For many people, the fine line between self-defense and assault is difficult to ascertain. A fight can take place in a matter of seconds. Sometimes, people can’t even clearly recall exactly what happened to start the fight let alone the details in between. Others vividly recall in clear, stunning detail every minute detail.
When it comes to prosecution from the courts for criminal charges, they will look at several factors to determine whether an act was self-defense or classifiable as criminal assault.
These factors can include (but are not limited to):
- The local state’s definition of authorization of force
- Conditions that lead up to the fight
- Witness testimony
- Your opponent’s testimony
- The consumption of alcohol or the use of drugs
- Police testimony and reports
- Surveillance video footage
- Medical reports on the treatment of the suspect
Once the county or district prosecutor decides, they may proceed with pressing criminal charges even if no apparent wrongdoing was present. It’s then his job to make the case that you knowingly entered into a fight outside of the state’s guidelines for the authorization of force.
For instance, if you got into a fight but it wasn’t clear that you had the ability to flee or the other person was not actively engaged in something classifiable as a violent felony or misdemeanor, a prosecutor is going to consider that in developing a potential case heavily.
In states with “Stand Your Ground” laws, so long as you are legally allowed to be someplace, you have no obligation to retreat from an assailant. Not all states have the same definition of “Stand Your Ground,” and this cannot be stressed enough.
Additionally, suppose your recollection of the events leading up to and during the fight differs in any way from witness testimony, surveillance footage, or officer statements. In that case, your case begins to veer more towards assault than self-defense.
That’s the thing about self-defense: it’s a legal determination.
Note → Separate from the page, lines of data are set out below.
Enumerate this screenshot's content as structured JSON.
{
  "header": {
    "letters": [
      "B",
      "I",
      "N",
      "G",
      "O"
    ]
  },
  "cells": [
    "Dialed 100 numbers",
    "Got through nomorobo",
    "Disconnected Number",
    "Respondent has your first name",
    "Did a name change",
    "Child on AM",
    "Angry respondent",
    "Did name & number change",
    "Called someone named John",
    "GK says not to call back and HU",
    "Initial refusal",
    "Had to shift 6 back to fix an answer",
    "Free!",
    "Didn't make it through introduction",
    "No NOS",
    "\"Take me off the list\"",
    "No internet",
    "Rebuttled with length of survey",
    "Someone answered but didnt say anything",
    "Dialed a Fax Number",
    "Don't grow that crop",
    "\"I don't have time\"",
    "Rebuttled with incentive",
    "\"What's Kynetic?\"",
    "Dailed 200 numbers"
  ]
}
What you may consider to be a great reason to fight someone may, in effect, be construed as assault in a legal court of law.
And then there are civil proceedings. Just because you were not charged with a criminal offense, you may open yourself up to civil litigation where the other party will try to get money from you for damages resulting from the fight. You are not legally immune to this, and it’s something plenty of criminals have done to clear success. A civil case does not bear the burden of evidence so much as the judge’s opinion.
So, in conclusion, choose wisely the situation you place yourself in where you may be called upon to act in self-defense. Your life and your property are far too valuable to be decimated in a street fight or a courtroom.